*** Opening of Source material ***

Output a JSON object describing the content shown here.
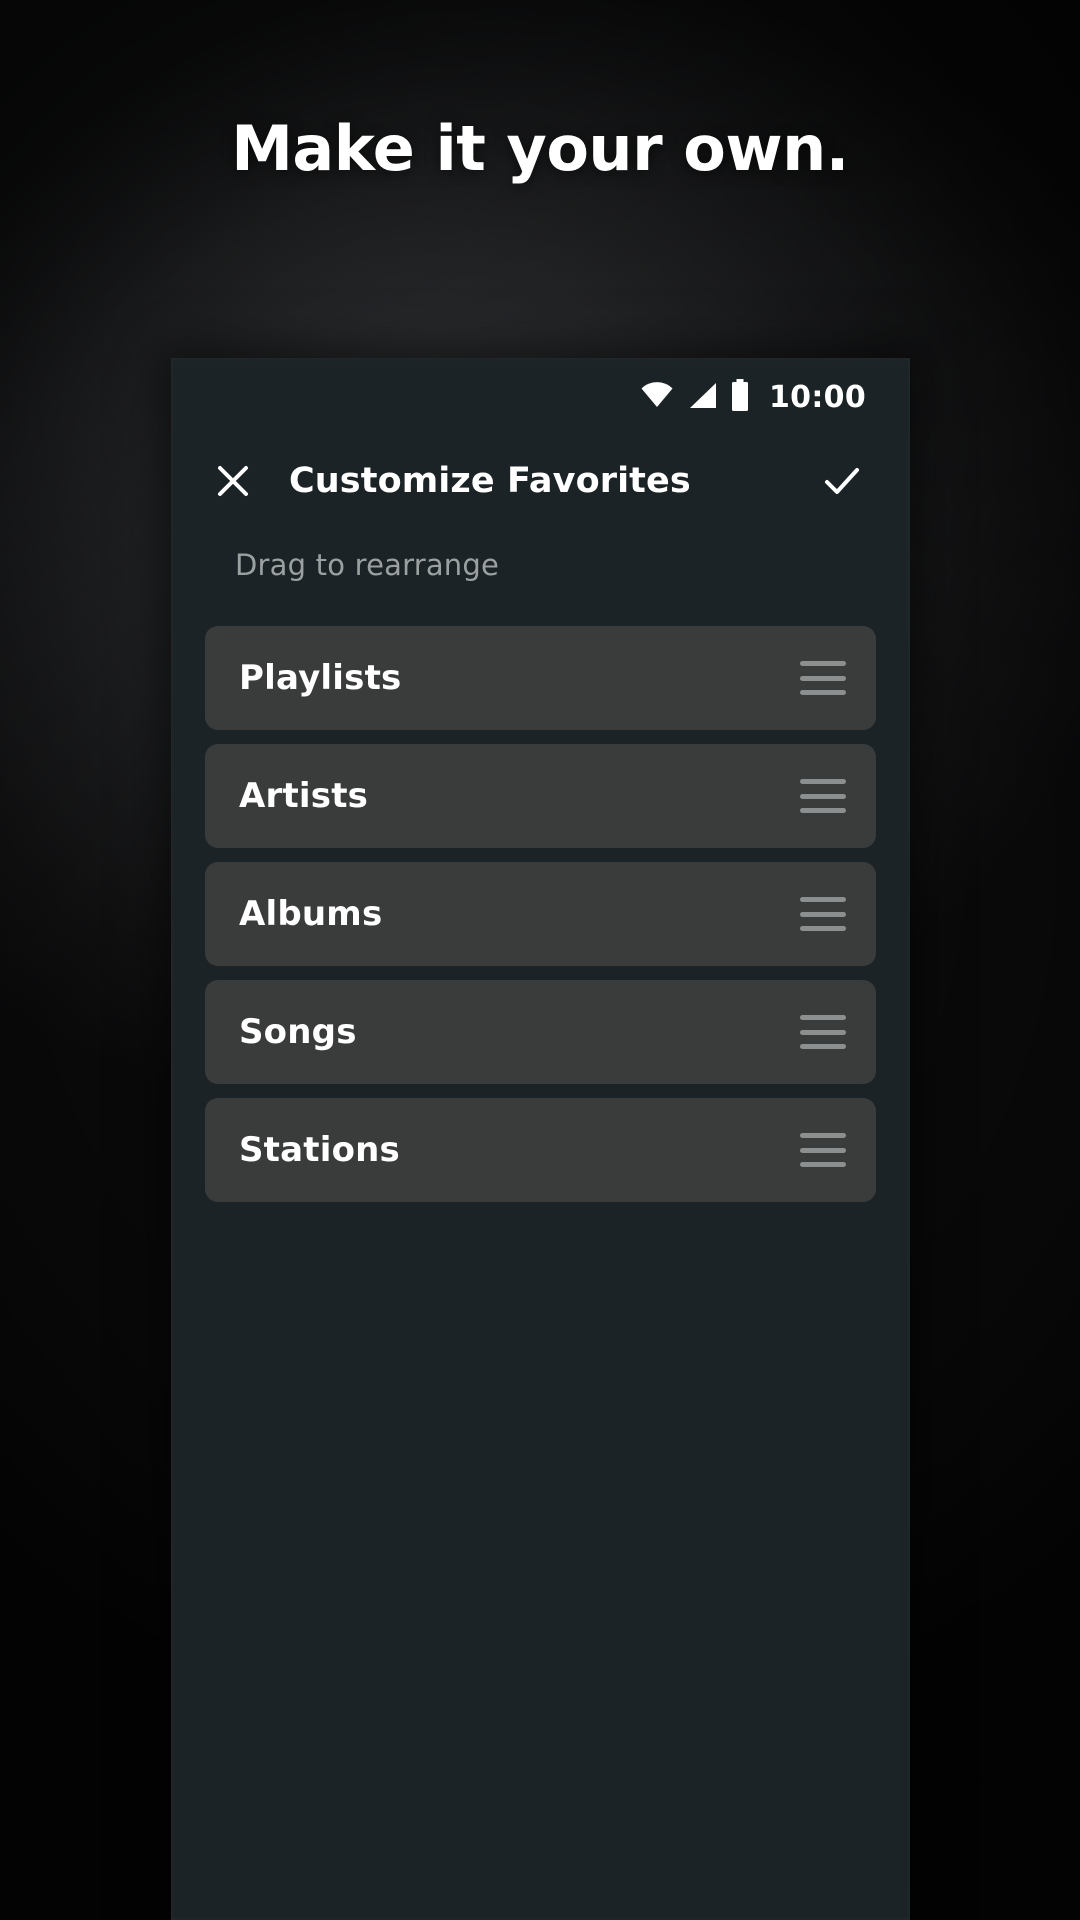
{
  "promo": {
    "headline": "Make it your own."
  },
  "statusbar": {
    "wifi_icon": "wifi-icon",
    "signal_icon": "cellular-signal-icon",
    "battery_icon": "battery-full-icon",
    "clock": "10:00"
  },
  "appbar": {
    "close_icon": "close-icon",
    "title": "Customize Favorites",
    "done_icon": "check-icon"
  },
  "screen": {
    "subtitle": "Drag to rearrange"
  },
  "favorites": {
    "items": [
      {
        "label": "Playlists",
        "handle_icon": "drag-handle-icon"
      },
      {
        "label": "Artists",
        "handle_icon": "drag-handle-icon"
      },
      {
        "label": "Albums",
        "handle_icon": "drag-handle-icon"
      },
      {
        "label": "Songs",
        "handle_icon": "drag-handle-icon"
      },
      {
        "label": "Stations",
        "handle_icon": "drag-handle-icon"
      }
    ]
  },
  "colors": {
    "card_bg": "#3a3c3c",
    "screen_bg": "#1c2326",
    "text_primary": "#ffffff",
    "text_secondary": "#9ba0a1",
    "handle": "#8b8f8f"
  }
}
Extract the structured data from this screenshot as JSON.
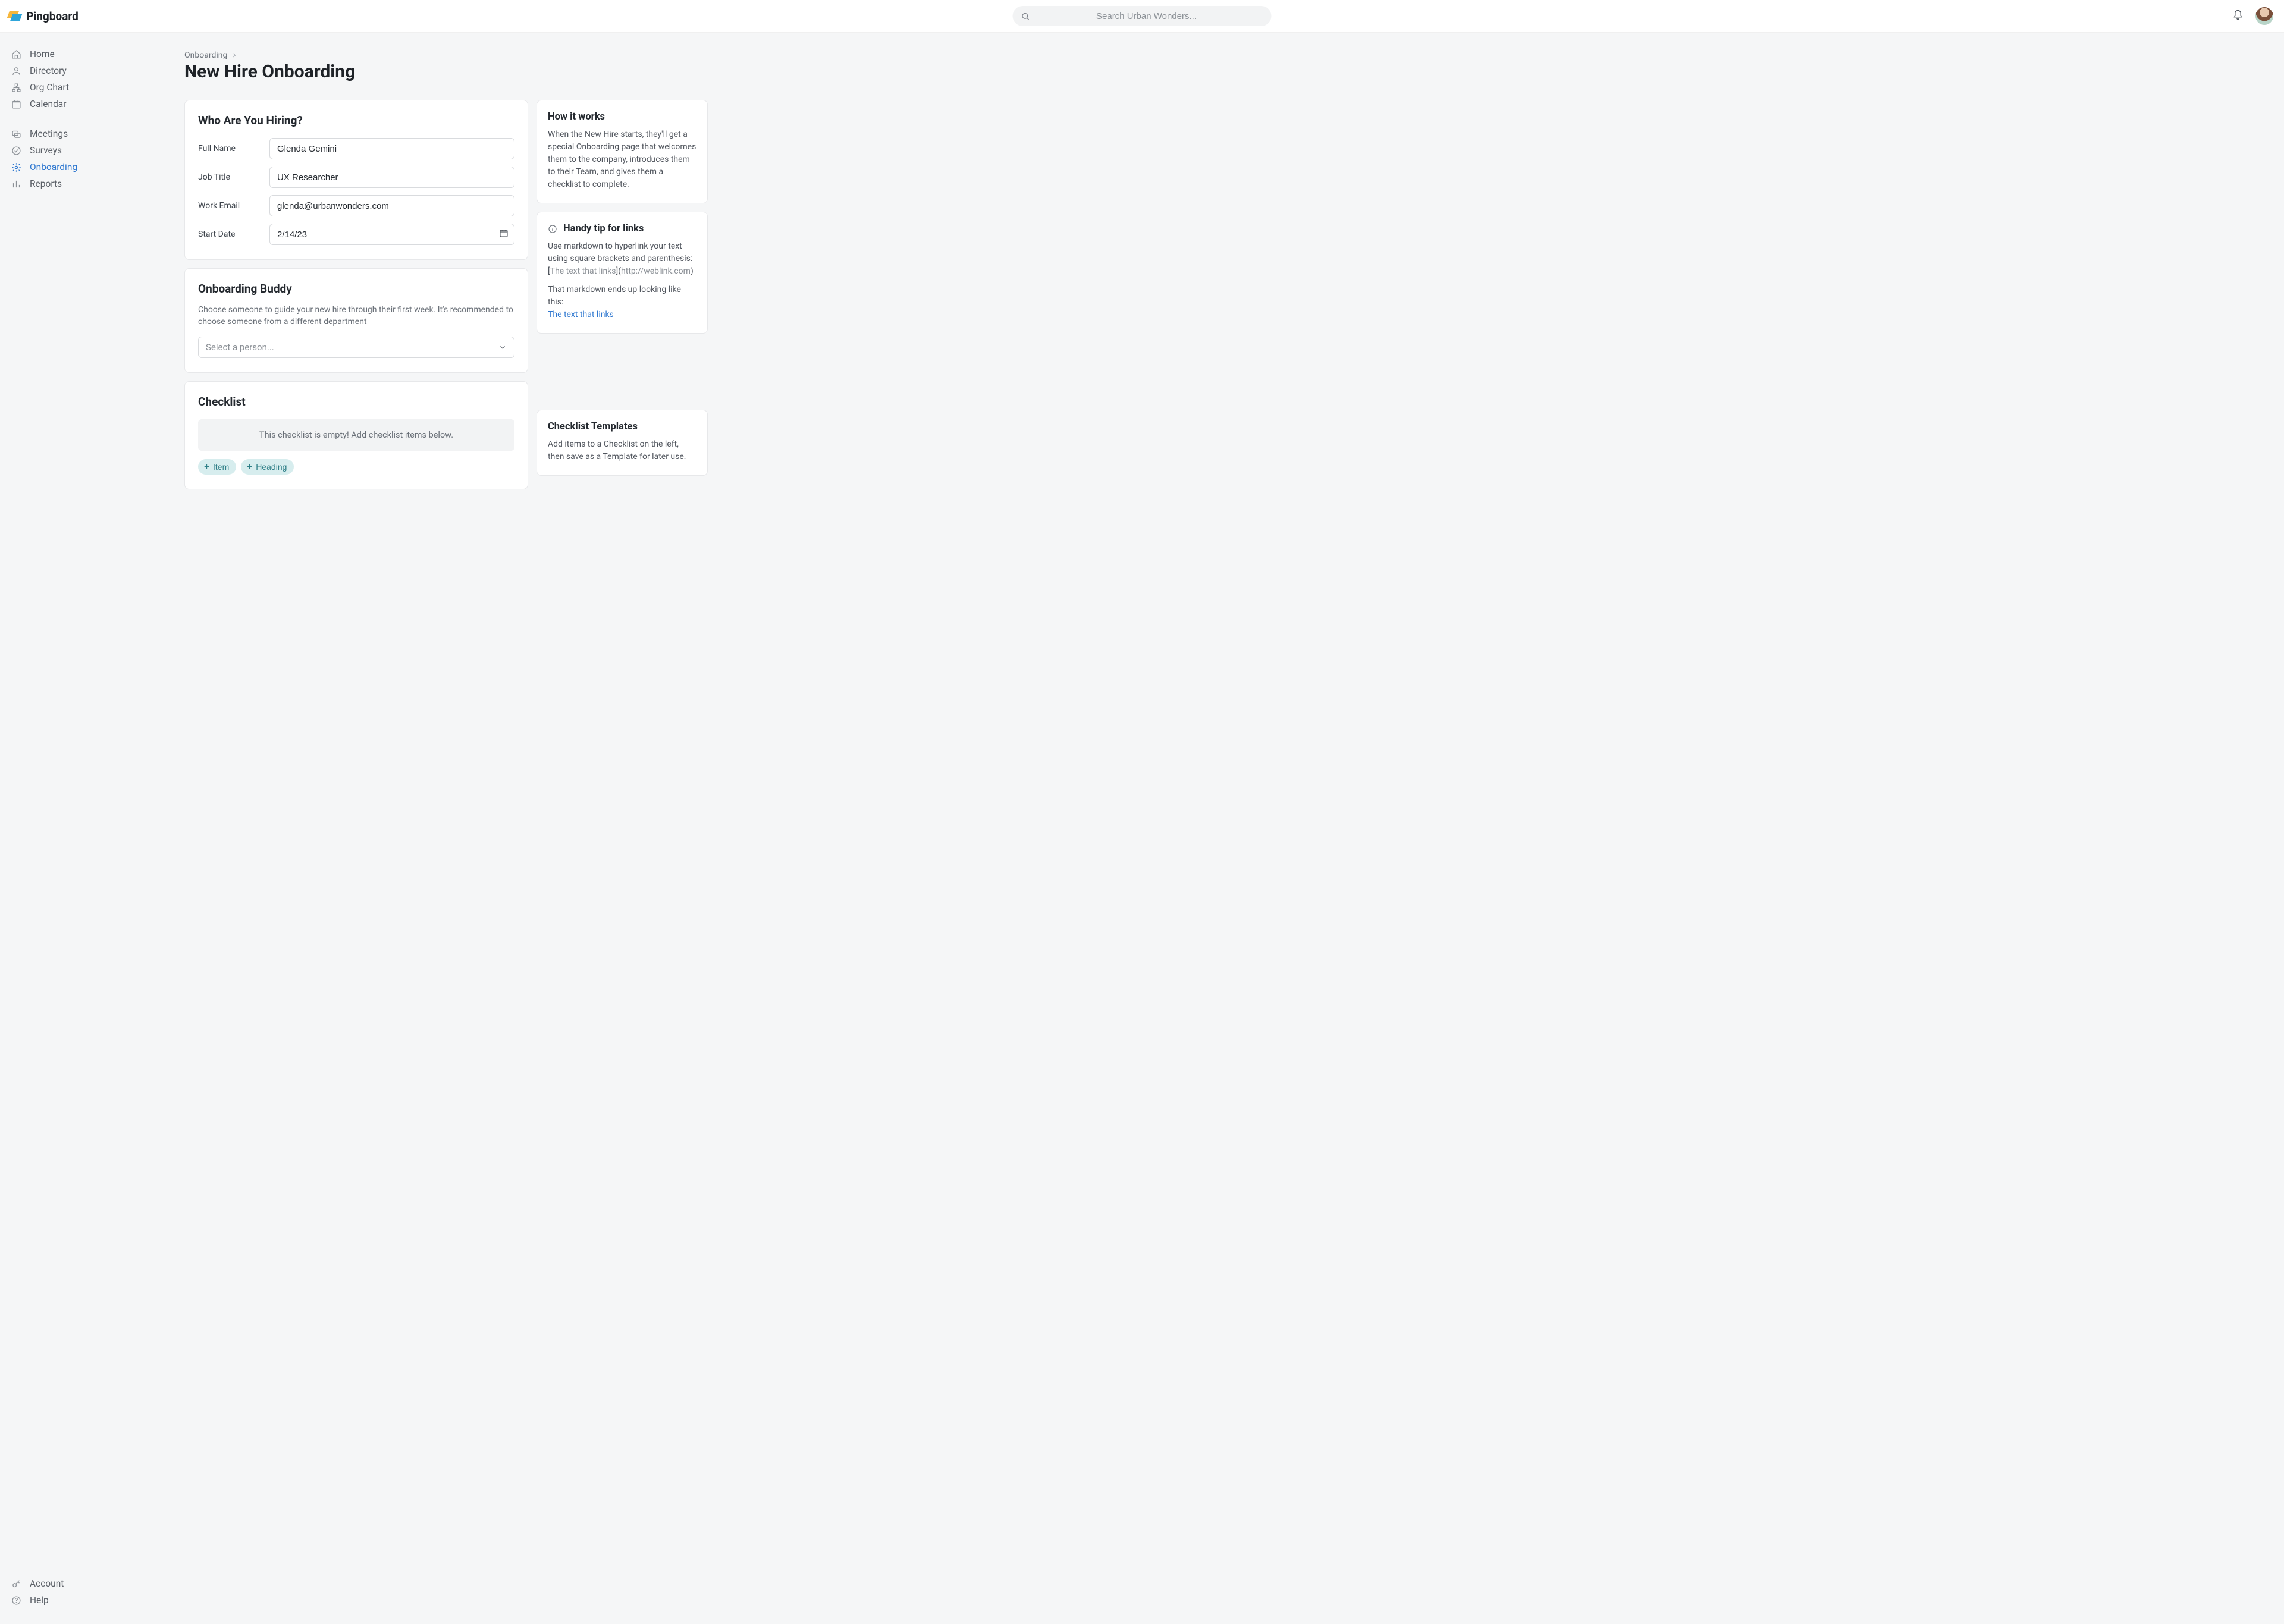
{
  "brand": "Pingboard",
  "search": {
    "placeholder": "Search Urban Wonders..."
  },
  "sidebar": {
    "group1": [
      {
        "label": "Home"
      },
      {
        "label": "Directory"
      },
      {
        "label": "Org Chart"
      },
      {
        "label": "Calendar"
      }
    ],
    "group2": [
      {
        "label": "Meetings"
      },
      {
        "label": "Surveys"
      },
      {
        "label": "Onboarding"
      },
      {
        "label": "Reports"
      }
    ],
    "bottom": [
      {
        "label": "Account"
      },
      {
        "label": "Help"
      }
    ]
  },
  "breadcrumb": {
    "root": "Onboarding"
  },
  "page_title": "New Hire Onboarding",
  "hiring": {
    "section_title": "Who Are You Hiring?",
    "full_name_label": "Full Name",
    "full_name_value": "Glenda Gemini",
    "job_title_label": "Job Title",
    "job_title_value": "UX Researcher",
    "work_email_label": "Work Email",
    "work_email_value": "glenda@urbanwonders.com",
    "start_date_label": "Start Date",
    "start_date_value": "2/14/23"
  },
  "buddy": {
    "section_title": "Onboarding Buddy",
    "help": "Choose someone to guide your new hire through their first week. It's recommended to choose someone from a different department",
    "select_placeholder": "Select a person..."
  },
  "checklist": {
    "section_title": "Checklist",
    "empty_message": "This checklist is empty! Add checklist items below.",
    "item_label": "Item",
    "heading_label": "Heading"
  },
  "how_it_works": {
    "title": "How it works",
    "body": "When the New Hire starts, they'll get a special Onboarding page that welcomes them to the company, introduces them to their Team, and gives them a checklist to complete."
  },
  "tip": {
    "title": "Handy tip for links",
    "line1": "Use markdown to hyperlink your text using square brackets and parenthesis:",
    "example_open": "[",
    "example_text": "The text that links",
    "example_mid": "](",
    "example_url": "http://weblink.com",
    "example_close": ")",
    "line2": "That markdown ends up looking like this:",
    "link_text": "The text that links"
  },
  "templates": {
    "title": "Checklist Templates",
    "body": "Add items to a Checklist on the left, then save as a Template for later use."
  }
}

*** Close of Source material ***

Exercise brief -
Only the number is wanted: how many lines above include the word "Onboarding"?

Solution to this task -
5